== DATA TO PROCESS

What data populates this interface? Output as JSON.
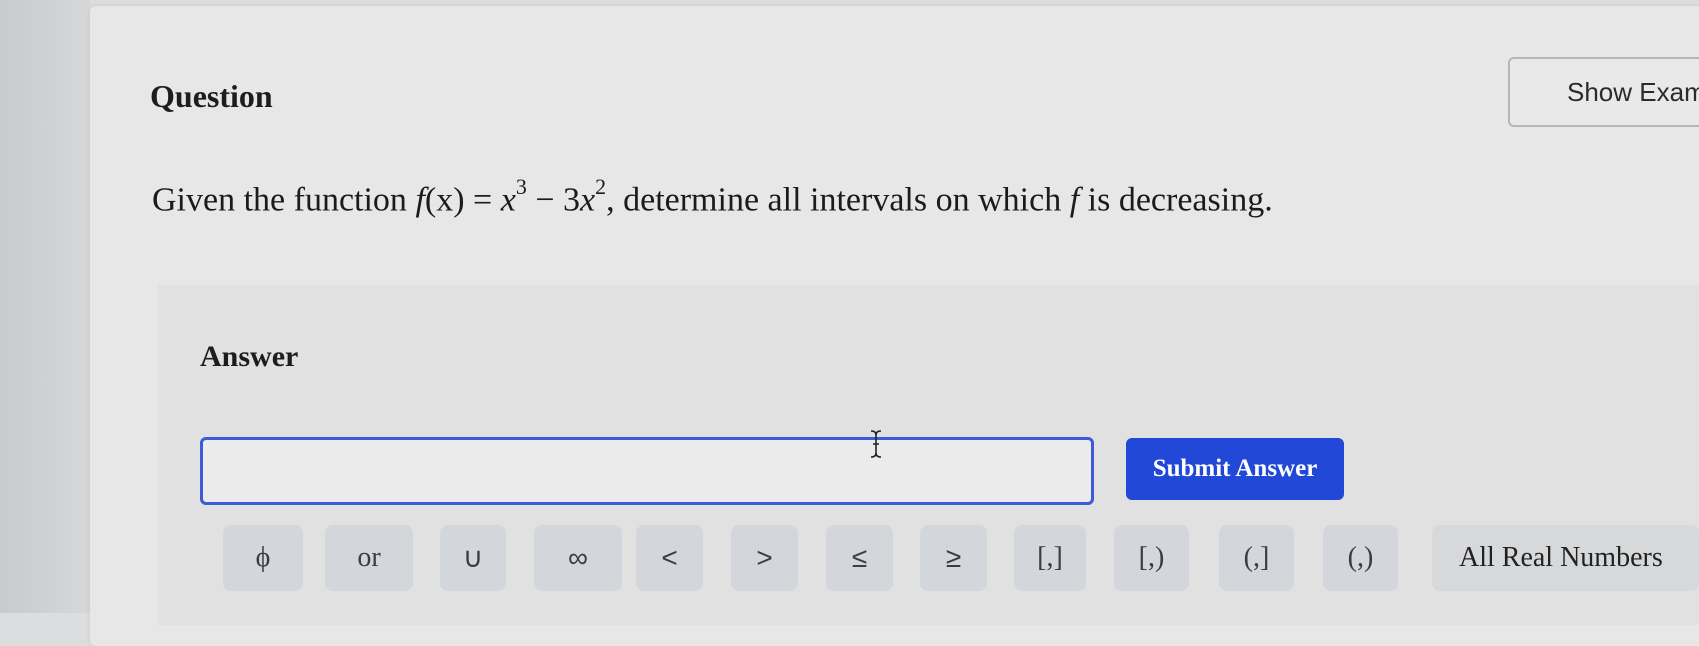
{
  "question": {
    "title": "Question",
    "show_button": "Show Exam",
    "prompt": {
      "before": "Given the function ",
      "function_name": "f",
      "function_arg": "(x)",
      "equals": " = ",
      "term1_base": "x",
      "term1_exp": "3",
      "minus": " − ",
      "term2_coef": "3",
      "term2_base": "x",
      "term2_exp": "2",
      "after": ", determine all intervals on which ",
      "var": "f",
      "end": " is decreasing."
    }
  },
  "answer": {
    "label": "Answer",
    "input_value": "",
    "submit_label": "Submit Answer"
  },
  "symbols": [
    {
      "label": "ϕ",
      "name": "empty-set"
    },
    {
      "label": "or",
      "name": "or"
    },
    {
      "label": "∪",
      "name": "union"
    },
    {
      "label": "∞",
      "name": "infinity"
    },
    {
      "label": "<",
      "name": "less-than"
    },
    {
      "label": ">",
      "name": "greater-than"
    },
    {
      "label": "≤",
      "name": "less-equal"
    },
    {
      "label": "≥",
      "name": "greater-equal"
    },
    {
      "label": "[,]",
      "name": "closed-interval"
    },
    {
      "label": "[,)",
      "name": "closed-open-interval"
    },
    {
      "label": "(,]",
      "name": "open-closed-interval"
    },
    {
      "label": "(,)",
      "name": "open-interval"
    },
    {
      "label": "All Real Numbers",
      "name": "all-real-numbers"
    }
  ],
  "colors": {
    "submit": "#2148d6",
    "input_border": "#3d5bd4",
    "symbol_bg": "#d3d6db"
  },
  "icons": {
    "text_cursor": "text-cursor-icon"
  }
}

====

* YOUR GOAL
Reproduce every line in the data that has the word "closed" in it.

* EXERCISE RESPONSE
      "name": "closed-interval"
      "name": "closed-open-interval"
      "name": "open-closed-interval"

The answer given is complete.